▶ _Task instructions_: I need each line of the entries below that includes the string "name".

[Opening Given data section]

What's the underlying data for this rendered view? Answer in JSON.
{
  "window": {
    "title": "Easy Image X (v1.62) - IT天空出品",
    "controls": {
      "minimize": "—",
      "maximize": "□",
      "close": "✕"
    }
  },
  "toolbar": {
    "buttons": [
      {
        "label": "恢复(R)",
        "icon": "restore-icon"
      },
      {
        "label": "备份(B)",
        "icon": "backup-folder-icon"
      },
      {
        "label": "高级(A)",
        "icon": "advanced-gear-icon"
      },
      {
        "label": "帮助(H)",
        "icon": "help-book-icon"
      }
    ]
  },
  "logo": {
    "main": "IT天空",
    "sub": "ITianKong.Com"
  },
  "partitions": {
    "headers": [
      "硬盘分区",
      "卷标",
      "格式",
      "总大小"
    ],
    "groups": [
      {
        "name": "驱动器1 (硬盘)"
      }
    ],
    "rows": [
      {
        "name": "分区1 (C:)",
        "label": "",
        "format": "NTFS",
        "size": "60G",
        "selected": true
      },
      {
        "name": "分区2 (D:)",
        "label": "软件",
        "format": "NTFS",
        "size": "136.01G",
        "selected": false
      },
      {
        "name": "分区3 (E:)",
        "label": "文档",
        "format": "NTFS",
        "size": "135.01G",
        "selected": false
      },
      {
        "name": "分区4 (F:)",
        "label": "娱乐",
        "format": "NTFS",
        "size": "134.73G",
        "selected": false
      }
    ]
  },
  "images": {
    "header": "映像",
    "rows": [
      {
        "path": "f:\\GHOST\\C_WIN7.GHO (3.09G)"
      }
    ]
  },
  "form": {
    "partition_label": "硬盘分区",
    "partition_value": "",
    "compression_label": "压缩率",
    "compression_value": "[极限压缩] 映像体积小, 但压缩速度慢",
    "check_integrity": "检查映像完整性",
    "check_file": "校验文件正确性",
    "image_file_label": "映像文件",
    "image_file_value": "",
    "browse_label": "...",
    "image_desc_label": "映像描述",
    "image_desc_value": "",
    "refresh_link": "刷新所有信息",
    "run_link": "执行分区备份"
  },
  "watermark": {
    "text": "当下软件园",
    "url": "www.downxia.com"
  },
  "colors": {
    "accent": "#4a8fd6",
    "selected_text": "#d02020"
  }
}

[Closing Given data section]

▶ _Result of this task_:
        "name": "驱动器1 (硬盘)"
        "name": "分区1 (C:)",
        "name": "分区2 (D:)",
        "name": "分区3 (E:)",
        "name": "分区4 (F:)",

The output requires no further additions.